Cephalad to the superior pole, the external branch of the superior laryngeal nerve runs with the superior thyroid artery before turning medially to supply the cricothyroid muscle. High ligation of the superior thyroid artery during thyroidectomy places this nerve at risk of inadvertent injury, which would produce dysphonia by altering pitch regulation. The cricothyroid artery, a potentially bothersome branch of the superior thyroid artery, runs cephalad to the upper pole and runs toward the midline on the cricothyroid ligament. This vessel can be lacerated during emergent cricothyroidotomy. 
Inferior thyroid artery and recurrent laryngeal nerve
The inferior thyroid artery arises from the thyrocervical trunk, a branch of the subclavian artery. It ascends vertically and then curves medially to enter the tracheoesophageal groove in a plane posterior to the carotid sheath. Most of its branches penetrate the posterior aspect of the lateral lobe, as shown below.
The inferior thyroid artery has a variable branching pattern and is closely associated with the recurrent laryngeal nerve (seen in the image below). The latter also ascends in the tracheoesophageal groove and enters the larynx between the inferior cornu of the thyroid cartilage and the arch of the cricoid. The recurrent laryngeal nerve can be found after it emerges from the superior thoracic outlet, in a triangle bounded laterally by the common carotid artery, medially by the trachea, and superiorly by the thyroid lobe.
The relationship between the nerve and the inferior thyroid artery is highly variable, as demonstrated by the classic work of Reed, who in 1943 described 28 variations in this relationship. The nerve can be found deep to the inferior thyroid artery (40%), superficially (20%), or between branches of the artery (35%).  Significantly, the relationship between nerve and artery on one side of the neck is similar to that found on the other side in only 17% of the population. Furthermore, at the level of the inferior thyroid artery, branches of the recurrent laryngeal nerve that are extralaryngeal may be present (5%). Preservation of all of those branches is important during thyroidectomy.
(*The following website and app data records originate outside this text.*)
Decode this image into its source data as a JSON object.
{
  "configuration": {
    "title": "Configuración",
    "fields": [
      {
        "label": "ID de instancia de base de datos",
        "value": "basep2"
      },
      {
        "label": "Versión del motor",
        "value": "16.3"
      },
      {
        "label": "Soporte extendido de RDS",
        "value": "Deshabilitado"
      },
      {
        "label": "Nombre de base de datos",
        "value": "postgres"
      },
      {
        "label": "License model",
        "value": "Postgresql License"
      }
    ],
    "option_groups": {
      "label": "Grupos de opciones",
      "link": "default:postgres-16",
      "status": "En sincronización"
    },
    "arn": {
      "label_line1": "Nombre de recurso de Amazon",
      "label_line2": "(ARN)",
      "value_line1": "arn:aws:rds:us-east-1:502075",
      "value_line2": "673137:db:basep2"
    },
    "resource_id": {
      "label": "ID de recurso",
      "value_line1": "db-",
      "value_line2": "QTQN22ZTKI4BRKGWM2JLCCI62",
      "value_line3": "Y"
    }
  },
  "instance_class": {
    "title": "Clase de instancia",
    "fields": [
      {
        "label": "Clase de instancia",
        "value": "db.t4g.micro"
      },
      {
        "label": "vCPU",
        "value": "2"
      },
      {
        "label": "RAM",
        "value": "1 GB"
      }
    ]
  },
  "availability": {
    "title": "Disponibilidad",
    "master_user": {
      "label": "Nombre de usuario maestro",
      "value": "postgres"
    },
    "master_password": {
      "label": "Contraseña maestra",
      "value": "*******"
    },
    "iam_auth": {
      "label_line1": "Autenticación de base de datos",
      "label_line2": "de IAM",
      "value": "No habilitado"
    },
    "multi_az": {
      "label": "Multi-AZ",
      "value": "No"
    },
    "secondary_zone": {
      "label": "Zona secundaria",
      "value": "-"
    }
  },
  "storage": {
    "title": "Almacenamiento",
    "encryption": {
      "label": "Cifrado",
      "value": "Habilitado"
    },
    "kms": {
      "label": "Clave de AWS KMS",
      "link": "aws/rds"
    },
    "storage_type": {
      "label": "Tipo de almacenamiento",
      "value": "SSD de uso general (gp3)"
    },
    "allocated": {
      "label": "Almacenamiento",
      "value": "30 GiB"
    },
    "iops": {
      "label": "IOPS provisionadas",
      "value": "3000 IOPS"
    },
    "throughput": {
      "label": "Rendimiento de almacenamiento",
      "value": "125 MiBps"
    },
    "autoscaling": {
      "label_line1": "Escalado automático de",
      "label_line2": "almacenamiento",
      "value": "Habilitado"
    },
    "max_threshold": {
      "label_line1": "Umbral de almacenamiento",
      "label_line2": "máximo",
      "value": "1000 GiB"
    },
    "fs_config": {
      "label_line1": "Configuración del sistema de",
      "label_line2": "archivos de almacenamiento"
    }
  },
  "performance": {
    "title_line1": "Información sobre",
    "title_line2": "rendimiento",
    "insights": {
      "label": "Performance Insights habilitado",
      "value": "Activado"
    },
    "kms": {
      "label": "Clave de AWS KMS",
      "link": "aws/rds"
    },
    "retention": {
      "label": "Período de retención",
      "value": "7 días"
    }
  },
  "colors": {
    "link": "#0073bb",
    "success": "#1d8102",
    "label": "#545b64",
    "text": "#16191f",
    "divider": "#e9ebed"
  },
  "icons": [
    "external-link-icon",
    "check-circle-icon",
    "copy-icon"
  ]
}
Another hint to the location of the recurrent laryngeal nerve is the Zuckerkandl tubercle, an extension of the thyroid, which is close to the Berry ligament.  On rare occasions, the recurrent laryngeal nerve may pass directly from the vagus to the larynx, close to the superior thyroid vessels. This formation is nearly always observed on the right side and is associated with a retroesophageal subclavian artery. However, the formation can occur on the left side in cases of transposition of the great vessels.
Venous Drainage and Lymphatics
Three pairs of veins provide venous drainage for the thyroid gland (see the image below). The superior thyroid vein ascends along the superior thyroid artery and becomes a tributary of the internal jugular vein. The middle thyroid vein follows a direct course laterally to the internal jugular vein. The inferior thyroid veins follow different paths on each side. The right passes anterior to the innominate artery to the right brachiocephalic vein or anterior to the trachea to the left brachiocephalic vein. On the left side, drainage is to the left brachiocephalic vein. Occasionally, both inferior veins form a common trunk called the thyroid ima vein, which empties into the left brachiocephalic vein.
Lymphatic drainage of the thyroid gland is extensive and flows multidirectionally. Immediate lymphatic drainage courses to the periglandular nodes; to the prelaryngeal (Delphian), pretracheal, and paratracheal nodes along the recurrent laryngeal nerve; and then to mediastinal lymph nodes. Regional metastases of thyroid carcinoma can also be found laterally, higher in the neck along the internal jugular vein. This can be explained by tumor invasion of the pretracheal and paratracheal nodes causing an obstruction of normal lymph flow.